To report on behaviour change, assess how well new knowledge and skills are being applied in someone’s working experience. For example, learners may now be able to handle more complex customer queries, or write certain types of code accurately, or lead constructive one to one meetings without provoking a grievance.
These are better measures of what’s actually changed, as a result of your efforts, in the real world. Behaviour outcomes are often the best indicators of success for each individual involved – people like to feel they have expanded their own skills set, for example.
They still don’t go far enough to demonstrate bottom line results.
Level 4 – Results
Finally, this is where you assess how and to what extent those positive reactions, lessons learned and changes in behaviour have contributed to the outcomes your organisation is aiming to achieve.
If you’ve inspired leaders to hold more successful one to one meetings; that might lead to a specific reduction in grievance cases. The results may include time and cost savings; reduced resignations; increased engagement scores around line management and career development topics and improved efficiency through collaboration.

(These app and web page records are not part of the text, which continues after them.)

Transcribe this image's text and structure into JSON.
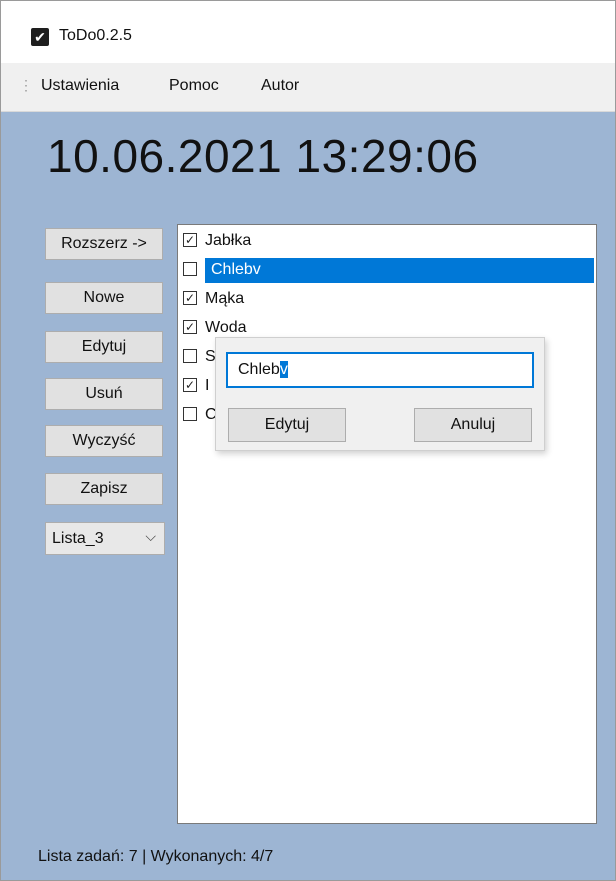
{
  "window": {
    "title": "ToDo0.2.5",
    "icon": "checkbox-icon"
  },
  "menu": [
    {
      "label": "Ustawienia"
    },
    {
      "label": "Pomoc"
    },
    {
      "label": "Autor"
    }
  ],
  "clock": "10.06.2021 13:29:06",
  "buttons": {
    "expand": "Rozszerz ->",
    "new": "Nowe",
    "edit": "Edytuj",
    "delete": "Usuń",
    "clear": "Wyczyść",
    "save": "Zapisz"
  },
  "list_select": {
    "value": "Lista_3"
  },
  "tasks": [
    {
      "label": "Jabłka",
      "checked": true
    },
    {
      "label": "Chlebv",
      "checked": false,
      "selected": true
    },
    {
      "label": "Mąka",
      "checked": true
    },
    {
      "label": "Woda",
      "checked": true
    },
    {
      "label": "S",
      "checked": false
    },
    {
      "label": "I",
      "checked": true
    },
    {
      "label": "C",
      "checked": false
    }
  ],
  "edit_dialog": {
    "value_prefix": "Chleb",
    "value_selected": "v",
    "ok_label": "Edytuj",
    "cancel_label": "Anuluj"
  },
  "status": "Lista zadań: 7 | Wykonanych: 4/7",
  "colors": {
    "background": "#9db5d3",
    "selection": "#0078d7"
  }
}
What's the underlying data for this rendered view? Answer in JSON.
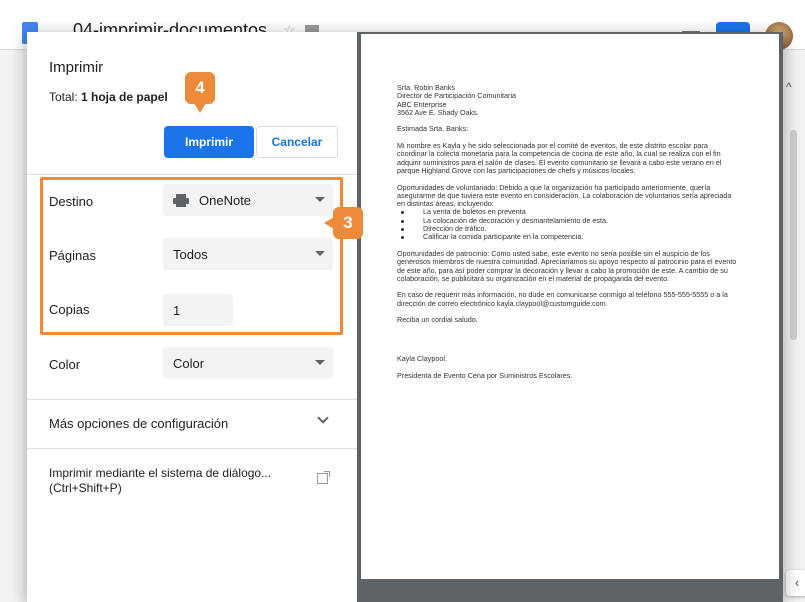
{
  "doc": {
    "title": "04-imprimir-documentos"
  },
  "print_dialog": {
    "title": "Imprimir",
    "total_label": "Total: ",
    "total_value": "1 hoja de papel",
    "print_button": "Imprimir",
    "cancel_button": "Cancelar",
    "destination_label": "Destino",
    "destination_value": "OneNote",
    "pages_label": "Páginas",
    "pages_value": "Todos",
    "copies_label": "Copias",
    "copies_value": "1",
    "color_label": "Color",
    "color_value": "Color",
    "more_options": "Más opciones de configuración",
    "system_dialog": "Imprimir mediante el sistema de diálogo... (Ctrl+Shift+P)"
  },
  "callouts": {
    "step4": "4",
    "step3": "3",
    "accent_color": "#ed8b3a"
  },
  "preview": {
    "address": [
      "Srta. Robin Banks",
      "Director de Participación Comunitaria",
      "ABC Enterprise",
      "3562 Ave E. Shady Oaks."
    ],
    "greeting": "Estimada Srta. Banks:",
    "para1": "Mi nombre es Kayla y he sido seleccionada por el comité de eventos, de este distrito escolar para coordinar la colecta monetaria para la competencia de cocina de este año, la cual se realiza con el fin adquirir suministros para el salón de clases. El evento comunitario se llevará a cabo este verano en el parque Highland Grove con las participaciones de chefs y músicos locales.",
    "para2": "Oportunidades de voluntariado: Debido a que la organización ha participado anteriormente, quería asegurarme de que tuviera este evento en consideración. La colaboración de voluntarios sería apreciada en distintas áreas, incluyendo:",
    "bullets": [
      "La venta de boletos en preventa",
      "La colocación de decoración y desmantelamiento de esta.",
      "Dirección de tráfico.",
      "Calificar la comida participante en la competencia."
    ],
    "para3": "Oportunidades de patrocinio: Como usted sabe, este evento no sería posible sin el auspicio de los generosos miembros de nuestra comunidad. Apreciaríamos su apoyo respecto al patrocinio para el evento de este año, para así poder comprar la decoración y llevar a cabo la promoción de este. A cambio de su colaboración, se publicitará su organización en el material de propaganda del evento.",
    "para4": "En caso de requerir más información, no dude en comunicarse conmigo al teléfono 555-555-5555 o a la dirección de correo electrónico kayla.claypool@customguide.com.",
    "closing": "Reciba un cordial saludo.",
    "signature": "Kayla Claypool.",
    "role": "Presidenta de Evento Cena por Suministros Escolares."
  }
}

In another example, a programme leading to improvements in customer service may directly lead to increased Net Promoter Scores and reduced operational costs through time saved on specific tasks.
How does this apply to internal comms?
When I started out in internal comms, the best way I knew how to demonstrate the result of my efforts was by using the Kirkpatrick model, so that’s what I did!
Here’s how the model worked for the types of projects I’ve led:
- An eye-catching, high-profile internal cyber security campaign (Level 1) has prompted a number of people to update their profile, or adopt new and safer software solutions (Level 3). This helped shorten the original estimate of time taken, and therefore cost, to get everyone up to date and the system more secure (Level 4 – Result!).
- The information shared about a company wellness programme had lots of positive feedback and read-rates, (Level 1) and most of people entering the quiz scored highly (Level 2). It inspired a large number of people to take up a screening offer and promote it on the intranet (Level 3). This led to improved engagement scores in a pulse survey about wellness, where it was reported the programme contributed to the retention of valued team members (Level 4 – Result!).
Try it out!
If you want to try this four-step approach in your professional practice, here are some suggestions of what to assess along each of the steps:
REACTION: initial data, outputs and feedback, e.g. opens; reads; likes; clicks; attendance rates; number of comments; number of dial-ins; satisfaction survey results.
LEARNING: knowledge transfer, i.e. what do people know now they didn’t know before? How do you know they have picked up that information? How well-informed are the questions people pose on this topic now, compared to before the campaign?
BEHAVIOUR: how has people’s behaviour changed? What do they do now they didn’t do before, or what have they stopped doing? What do they say about their ability to apply new knowledge and what difference it makes to them?
RESULTS: what does that mean in terms of business outcomes? How does it contribute to broader targets? How does it align with what the organisation thinks is important?
An ideal interal comms measurement model
Demonstrating positive impact on the bottom line will always be a challenge, and rightly so. It pushes us to show our leaders why professional internal communication skills are critical to the health and productivity of an organisation. Also, the better we get at figuring out the power and impact of what we do, the better we can all get at doing it.
The Kirkpatrick Model may not be a perfect match for internal comms as it stands – perhaps ‘learning’ isn’t the best description of an internal comms ‘Level 2’ evaluation. However, I’m confident it has something to teach us in our search for the ideal measurement model for our work. I’m also confident the work of the CIPR Inside team will help show us the way.